**TASK OBJECTIVE**
Look for the string "title" in the data below, and copy each line that holds it.

**RECORDS FOR THIS EXERCISE**
- - -

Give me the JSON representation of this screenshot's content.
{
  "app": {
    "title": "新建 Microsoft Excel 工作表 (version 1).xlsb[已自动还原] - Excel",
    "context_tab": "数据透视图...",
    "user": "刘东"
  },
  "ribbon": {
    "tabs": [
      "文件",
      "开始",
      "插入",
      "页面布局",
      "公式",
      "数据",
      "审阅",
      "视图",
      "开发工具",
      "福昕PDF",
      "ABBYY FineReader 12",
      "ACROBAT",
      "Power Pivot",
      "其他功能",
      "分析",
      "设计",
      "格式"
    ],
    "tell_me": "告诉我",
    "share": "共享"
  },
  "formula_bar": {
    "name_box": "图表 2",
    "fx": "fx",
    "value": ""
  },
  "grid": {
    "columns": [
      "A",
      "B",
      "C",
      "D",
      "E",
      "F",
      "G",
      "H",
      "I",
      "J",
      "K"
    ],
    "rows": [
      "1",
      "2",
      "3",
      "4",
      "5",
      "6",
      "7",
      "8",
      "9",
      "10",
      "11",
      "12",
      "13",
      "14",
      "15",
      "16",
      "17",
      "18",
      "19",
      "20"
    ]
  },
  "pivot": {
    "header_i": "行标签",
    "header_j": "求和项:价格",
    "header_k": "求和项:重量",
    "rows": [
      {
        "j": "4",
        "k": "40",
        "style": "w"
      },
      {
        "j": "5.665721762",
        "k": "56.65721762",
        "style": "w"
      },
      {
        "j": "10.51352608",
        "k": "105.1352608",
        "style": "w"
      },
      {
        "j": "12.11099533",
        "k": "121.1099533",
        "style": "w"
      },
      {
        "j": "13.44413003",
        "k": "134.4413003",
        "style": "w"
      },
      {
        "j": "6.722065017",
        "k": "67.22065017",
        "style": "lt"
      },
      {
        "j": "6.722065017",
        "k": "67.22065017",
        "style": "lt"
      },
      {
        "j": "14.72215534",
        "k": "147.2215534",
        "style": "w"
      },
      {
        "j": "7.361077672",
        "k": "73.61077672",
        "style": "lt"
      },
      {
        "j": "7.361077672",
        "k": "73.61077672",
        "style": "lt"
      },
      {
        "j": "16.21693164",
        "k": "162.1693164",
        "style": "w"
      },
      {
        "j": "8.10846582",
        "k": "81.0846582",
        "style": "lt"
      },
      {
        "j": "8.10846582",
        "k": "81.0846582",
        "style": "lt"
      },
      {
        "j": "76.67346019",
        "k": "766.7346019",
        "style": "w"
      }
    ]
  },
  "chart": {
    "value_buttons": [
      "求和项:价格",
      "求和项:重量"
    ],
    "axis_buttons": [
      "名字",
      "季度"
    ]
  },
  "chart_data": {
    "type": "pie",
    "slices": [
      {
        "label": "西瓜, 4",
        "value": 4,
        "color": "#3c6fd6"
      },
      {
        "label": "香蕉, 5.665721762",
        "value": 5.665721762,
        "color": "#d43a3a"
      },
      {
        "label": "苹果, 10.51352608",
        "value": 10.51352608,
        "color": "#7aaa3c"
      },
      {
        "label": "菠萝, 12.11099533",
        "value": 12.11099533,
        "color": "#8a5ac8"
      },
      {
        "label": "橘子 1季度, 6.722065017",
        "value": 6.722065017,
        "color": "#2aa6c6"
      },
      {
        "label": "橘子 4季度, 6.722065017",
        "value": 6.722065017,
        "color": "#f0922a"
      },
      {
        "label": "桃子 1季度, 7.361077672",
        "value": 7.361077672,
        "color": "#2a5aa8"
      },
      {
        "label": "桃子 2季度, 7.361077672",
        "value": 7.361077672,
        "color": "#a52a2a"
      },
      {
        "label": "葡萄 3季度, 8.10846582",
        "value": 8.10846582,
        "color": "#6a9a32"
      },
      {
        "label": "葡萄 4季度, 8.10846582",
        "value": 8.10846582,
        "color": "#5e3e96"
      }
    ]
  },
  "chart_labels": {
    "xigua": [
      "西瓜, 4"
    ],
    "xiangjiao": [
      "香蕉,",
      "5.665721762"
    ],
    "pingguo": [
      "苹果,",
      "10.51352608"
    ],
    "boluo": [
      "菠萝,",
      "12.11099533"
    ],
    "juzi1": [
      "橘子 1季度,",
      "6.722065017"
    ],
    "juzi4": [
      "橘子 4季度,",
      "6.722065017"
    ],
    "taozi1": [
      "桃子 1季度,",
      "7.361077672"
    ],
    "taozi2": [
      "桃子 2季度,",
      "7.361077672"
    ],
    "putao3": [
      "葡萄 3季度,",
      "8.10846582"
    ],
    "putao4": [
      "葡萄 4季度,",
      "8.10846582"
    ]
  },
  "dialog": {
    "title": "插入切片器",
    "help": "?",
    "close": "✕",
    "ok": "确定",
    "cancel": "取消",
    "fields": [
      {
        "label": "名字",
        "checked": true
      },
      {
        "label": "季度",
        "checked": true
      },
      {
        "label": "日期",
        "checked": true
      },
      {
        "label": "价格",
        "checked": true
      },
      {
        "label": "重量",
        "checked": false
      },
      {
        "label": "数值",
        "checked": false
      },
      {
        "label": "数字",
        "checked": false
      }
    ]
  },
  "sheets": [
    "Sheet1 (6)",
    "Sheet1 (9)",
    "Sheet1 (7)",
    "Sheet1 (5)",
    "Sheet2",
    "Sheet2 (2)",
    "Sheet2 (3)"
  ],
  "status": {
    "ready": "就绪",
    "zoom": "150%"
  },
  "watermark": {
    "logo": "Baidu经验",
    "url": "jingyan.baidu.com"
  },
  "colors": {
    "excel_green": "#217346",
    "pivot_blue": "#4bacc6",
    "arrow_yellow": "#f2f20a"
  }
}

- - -

**OUTPUT FOR THIS TASK**
    "title": "新建 Microsoft Excel 工作表 (version 1).xlsb[已自动还原] - Excel",
    "title": "插入切片器",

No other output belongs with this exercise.